region = boto3.Session().region_name
if region not in model_package_map.keys():
raise Exception(f”Current boto3 session region {region} is not supported.”)

model_package_arn = model_package_map[region]

co = cohere_aws.Client(region_name=region)
co.create_endpoint(arn=model_package_arn, endpoint_name=”cohere-rerank-multilingual”, instance_type=”ml.g4dn.xlarge”, n_instances=1)

When we pass the documents to Rerank, the model is able to pick the most relevant one accurately:

results = co.rerank(query=query, documents=retrieved_docs, top_n=1)

for hit in results:

69% of business leaders have experienced a corporate crisis in the last five years yet
29% of companies have no staff dedicated to crisis preparedness


This post presented a walkthrough of using Cohere’s multilingual embedding model in Amazon Bedrock in the financial services domain.

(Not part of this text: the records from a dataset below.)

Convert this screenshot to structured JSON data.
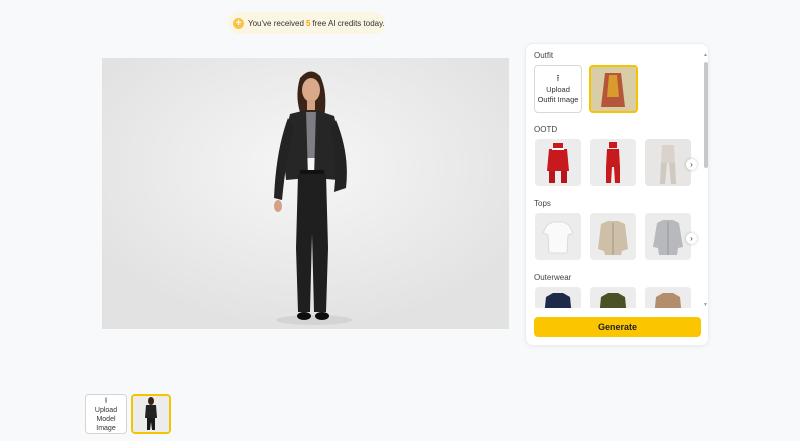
{
  "notice": {
    "icon": "coin-plus-icon",
    "prefix": "You've received",
    "count": "5",
    "suffix": "free AI credits today."
  },
  "panel": {
    "sections": {
      "outfit": "Outfit",
      "ootd": "OOTD",
      "tops": "Tops",
      "outerwear": "Outerwear"
    },
    "upload_outfit": {
      "icon": "upload-icon",
      "line1": "Upload",
      "line2": "Outfit Image"
    },
    "generate_label": "Generate"
  },
  "model": {
    "upload": {
      "icon": "upload-icon",
      "line1": "Upload",
      "line2": "Model Image"
    }
  },
  "colors": {
    "accent": "#fbc600",
    "selected_border": "#f5c400",
    "credits_highlight": "#f5a300"
  }
}
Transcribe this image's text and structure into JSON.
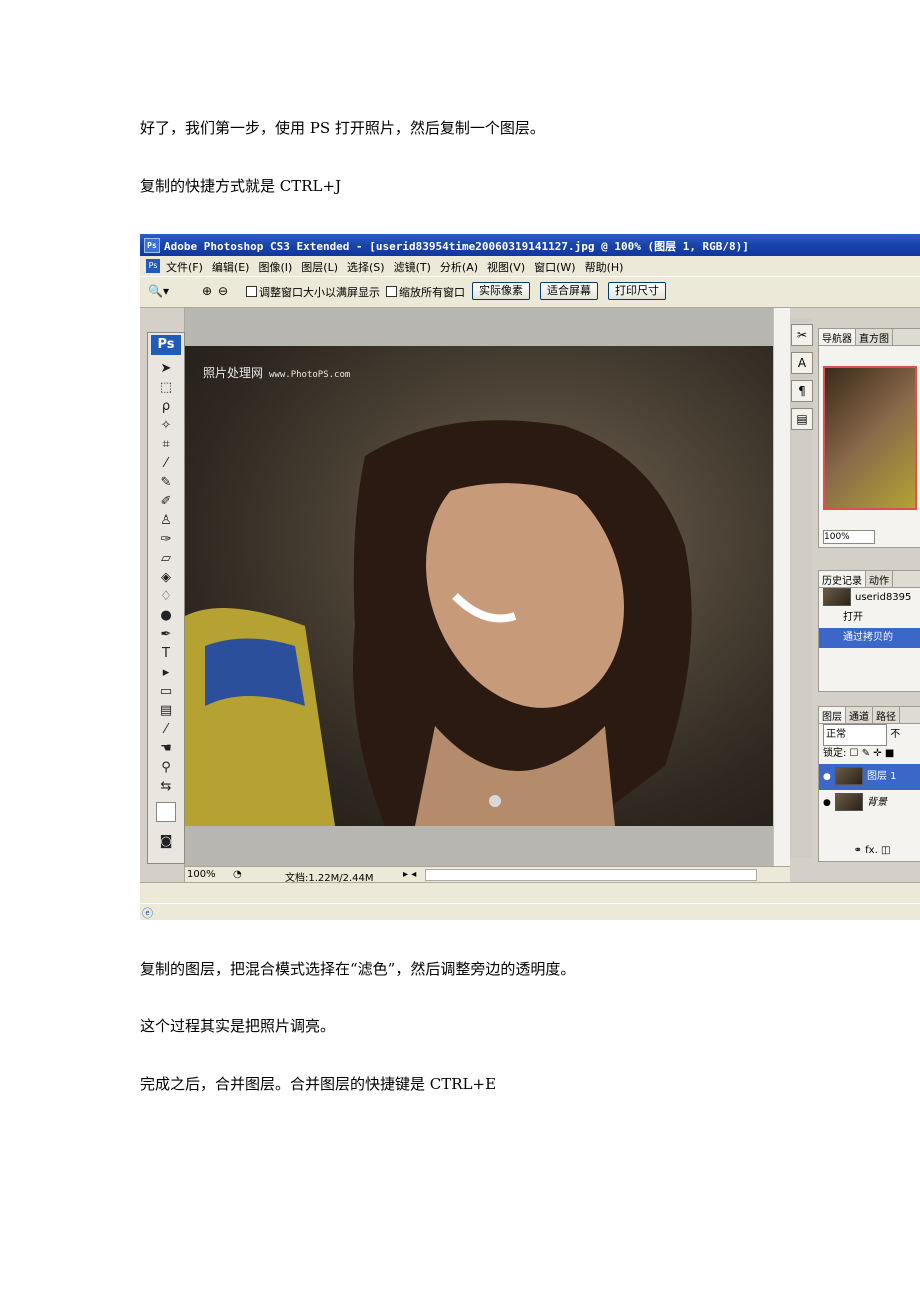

In particular, we demonstrated an example of a multilingual financial articles search application. We saw how the embedding model enables efficient and accurate discovery of information, thereby boosting the productivity and output quality of an analyst.

Cohere’s multilingual embedding model supports over 100 languages. It removes the complexity of building applications that require working with a corpus of documents in different languages. The Cohere Embed model is trained to deliver results in real-world applications. It handles noisy data as inputs, adapts to complex RAG systems, and delivers cost-efficiency from its compression-aware training method.

Start building with Cohere’s multilingual embedding model in Amazon Bedrock today.

About the Authors

James Yi is a Senior AI/ML Partner Solutions Architect in the Technology Partners COE Tech team at Amazon Web Services. He is passionate about working with enterprise customers and partners to design, deploy, and scale AI/ML applications to derive business value. Outside of work, he enjoys playing soccer, traveling, and spending time with his family.

Gonzalo Betegon is a Solutions Architect at Cohere, a provider of cutting-edge natural language processing technology. He helps organizations address their business needs through the deployment of large language models.

Meor Amer is a Developer Advocate at Cohere, a provider of cutting-edge natural language processing (NLP) technology. He helps developers build cutting-edge applications with Cohere’s Large Language Models (LLMs).


Latest Articles


By submitting this form on our website, you agree that we may collect and use your personal information for marketing, and for other purposes as set forth in our privacy policy, which we encourage you to review.